This is apparent from figures for February issued by NBN Co, wherein the number of dwellings ready to connect is listed as 6.5 million in November 2017 and 6.3 million in February.
The presumption is that these properties have gone missing because they are all due to be connected through HFC.
In November last year, NBN Co said that network issues affecting the HFC network had led to a suspension of HFC connections and that they would be delayed by anything from six to nine months.
He told iTWire that he found it odd that NBN Co had not drilled down to the level of the state as far as these numbers were concerned.
Bader's company lists about 70,000 properties at any one time and provides details about every property's NBN connectivity as a guide for prospective tenants.
He said he had looked at properties he had seen over the three months of this year, a sample of about 146,000 in all states. Losing about 9000, or 6%, due to poor data matching left about 137,000 to analyse.
Analysing data for these premises, Bader came up with the following tables:
According to his extrapolated figures, the state most badly hit by the HFC issues is South Australia, which shows a -7% fall in dwellings ready for connections. Victoria is close behind with -6% while Queensland is at -4% and NSW at -3%.
Contacted for comment, an NBN Co spokesman told iTWire, "Yes. If you look at the drop from 7 December 2017 to 14 December 2017, you will see a drop of over half a million on this metric.
"We were very upfront about this in November last year. This is a consequence of us doing the necessary optimisation works on the HFC network to prioritise customer experience."

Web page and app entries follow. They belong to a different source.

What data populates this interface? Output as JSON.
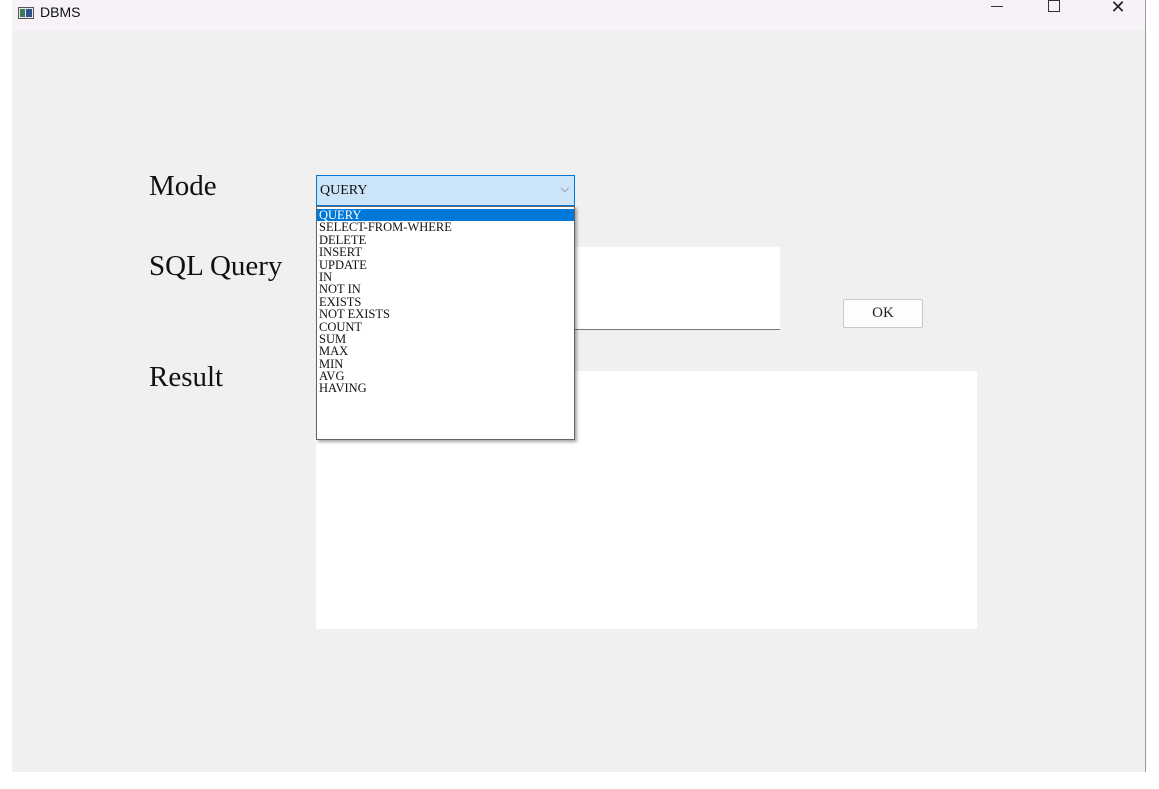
{
  "window": {
    "title": "DBMS",
    "minimize_icon": "minimize-icon",
    "maximize_icon": "maximize-icon",
    "close_icon": "close-icon",
    "close_glyph": "✕"
  },
  "form": {
    "mode_label": "Mode",
    "sql_label": "SQL Query",
    "result_label": "Result",
    "ok_label": "OK",
    "sql_value": "",
    "result_value": ""
  },
  "mode_combo": {
    "value": "QUERY",
    "arrow": "⌵",
    "options": [
      "QUERY",
      "SELECT-FROM-WHERE",
      "DELETE",
      "INSERT",
      "UPDATE",
      "IN",
      "NOT IN",
      "EXISTS",
      "NOT EXISTS",
      "COUNT",
      "SUM",
      "MAX",
      "MIN",
      "AVG",
      "HAVING"
    ],
    "selected_index": 0
  },
  "colors": {
    "selection": "#0078d7",
    "combo_background": "#cce4f7",
    "window_background": "#f0f0f0"
  }
}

Pointing to this link, the spokesman added: "But note the steady increase since 14 December. We are getting the job done."